** PROBLEM REQUIREMENTS **
Could you reproduce all of the records exactly?

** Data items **

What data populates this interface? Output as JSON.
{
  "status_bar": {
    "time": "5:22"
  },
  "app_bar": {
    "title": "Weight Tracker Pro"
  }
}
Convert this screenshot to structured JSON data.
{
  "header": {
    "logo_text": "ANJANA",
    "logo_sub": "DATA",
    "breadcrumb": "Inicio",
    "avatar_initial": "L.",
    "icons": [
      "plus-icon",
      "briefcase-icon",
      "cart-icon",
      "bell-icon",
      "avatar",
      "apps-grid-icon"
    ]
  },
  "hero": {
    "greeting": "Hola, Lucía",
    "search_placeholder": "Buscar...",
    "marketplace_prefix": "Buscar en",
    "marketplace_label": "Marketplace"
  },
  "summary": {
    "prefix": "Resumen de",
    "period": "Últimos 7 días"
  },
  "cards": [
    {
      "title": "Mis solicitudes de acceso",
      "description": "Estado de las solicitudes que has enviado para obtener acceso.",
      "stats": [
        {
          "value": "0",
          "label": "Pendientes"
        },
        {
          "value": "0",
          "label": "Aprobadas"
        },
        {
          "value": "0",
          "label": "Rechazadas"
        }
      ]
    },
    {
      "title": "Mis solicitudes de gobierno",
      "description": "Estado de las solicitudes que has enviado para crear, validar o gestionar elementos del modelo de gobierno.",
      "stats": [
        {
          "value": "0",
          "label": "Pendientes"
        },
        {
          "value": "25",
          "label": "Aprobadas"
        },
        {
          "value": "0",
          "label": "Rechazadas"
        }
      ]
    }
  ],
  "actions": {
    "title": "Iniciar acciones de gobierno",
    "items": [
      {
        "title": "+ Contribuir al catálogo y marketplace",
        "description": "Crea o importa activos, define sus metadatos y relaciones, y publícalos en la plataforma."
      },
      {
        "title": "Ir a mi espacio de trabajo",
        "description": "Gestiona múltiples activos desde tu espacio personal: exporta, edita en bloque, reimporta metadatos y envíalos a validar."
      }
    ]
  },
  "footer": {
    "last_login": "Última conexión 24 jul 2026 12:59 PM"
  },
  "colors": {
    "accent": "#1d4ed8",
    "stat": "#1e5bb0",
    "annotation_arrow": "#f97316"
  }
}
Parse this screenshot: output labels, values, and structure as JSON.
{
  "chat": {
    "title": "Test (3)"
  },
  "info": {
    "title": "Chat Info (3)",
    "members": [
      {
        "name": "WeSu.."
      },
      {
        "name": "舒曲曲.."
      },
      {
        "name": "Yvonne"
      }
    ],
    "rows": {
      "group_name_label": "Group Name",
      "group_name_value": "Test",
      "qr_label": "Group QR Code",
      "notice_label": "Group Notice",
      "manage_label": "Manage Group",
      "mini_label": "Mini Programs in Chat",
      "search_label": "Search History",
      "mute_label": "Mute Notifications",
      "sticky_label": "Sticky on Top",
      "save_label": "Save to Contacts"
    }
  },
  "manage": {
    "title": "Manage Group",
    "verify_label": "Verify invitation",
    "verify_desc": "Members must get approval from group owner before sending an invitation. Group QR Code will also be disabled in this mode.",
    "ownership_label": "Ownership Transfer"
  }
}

** RESULT BELOW **
What data populates this interface? Output as JSON.
{
  "status_bar": {
    "time": "5:22"
  },
  "app_bar": {
    "title": "Weight Tracker Pro"
  }
}
Convert this screenshot to structured JSON data.
{
  "header": {
    "logo_text": "ANJANA",
    "logo_sub": "DATA",
    "breadcrumb": "Inicio",
    "avatar_initial": "L.",
    "icons": [
      "plus-icon",
      "briefcase-icon",
      "cart-icon",
      "bell-icon",
      "avatar",
      "apps-grid-icon"
    ]
  },
  "hero": {
    "greeting": "Hola, Lucía",
    "search_placeholder": "Buscar...",
    "marketplace_prefix": "Buscar en",
    "marketplace_label": "Marketplace"
  },
  "summary": {
    "prefix": "Resumen de",
    "period": "Últimos 7 días"
  },
  "cards": [
    {
      "title": "Mis solicitudes de acceso",
      "description": "Estado de las solicitudes que has enviado para obtener acceso.",
      "stats": [
        {
          "value": "0",
          "label": "Pendientes"
        },
        {
          "value": "0",
          "label": "Aprobadas"
        },
        {
          "value": "0",
          "label": "Rechazadas"
        }
      ]
    },
    {
      "title": "Mis solicitudes de gobierno",
      "description": "Estado de las solicitudes que has enviado para crear, validar o gestionar elementos del modelo de gobierno.",
      "stats": [
        {
          "value": "0",
          "label": "Pendientes"
        },
        {
          "value": "25",
          "label": "Aprobadas"
        },
        {
          "value": "0",
          "label": "Rechazadas"
        }
      ]
    }
  ],
  "actions": {
    "title": "Iniciar acciones de gobierno",
    "items": [
      {
        "title": "+ Contribuir al catálogo y marketplace",
        "description": "Crea o importa activos, define sus metadatos y relaciones, y publícalos en la plataforma."
      },
      {
        "title": "Ir a mi espacio de trabajo",
        "description": "Gestiona múltiples activos desde tu espacio personal: exporta, edita en bloque, reimporta metadatos y envíalos a validar."
      }
    ]
  },
  "footer": {
    "last_login": "Última conexión 24 jul 2026 12:59 PM"
  },
  "colors": {
    "accent": "#1d4ed8",
    "stat": "#1e5bb0",
    "annotation_arrow": "#f97316"
  }
}
Parse this screenshot: output labels, values, and structure as JSON.
{
  "chat": {
    "title": "Test (3)"
  },
  "info": {
    "title": "Chat Info (3)",
    "members": [
      {
        "name": "WeSu.."
      },
      {
        "name": "舒曲曲.."
      },
      {
        "name": "Yvonne"
      }
    ],
    "rows": {
      "group_name_label": "Group Name",
      "group_name_value": "Test",
      "qr_label": "Group QR Code",
      "notice_label": "Group Notice",
      "manage_label": "Manage Group",
      "mini_label": "Mini Programs in Chat",
      "search_label": "Search History",
      "mute_label": "Mute Notifications",
      "sticky_label": "Sticky on Top",
      "save_label": "Save to Contacts"
    }
  },
  "manage": {
    "title": "Manage Group",
    "verify_label": "Verify invitation",
    "verify_desc": "Members must get approval from group owner before sending an invitation. Group QR Code will also be disabled in this mode.",
    "ownership_label": "Ownership Transfer"
  }
}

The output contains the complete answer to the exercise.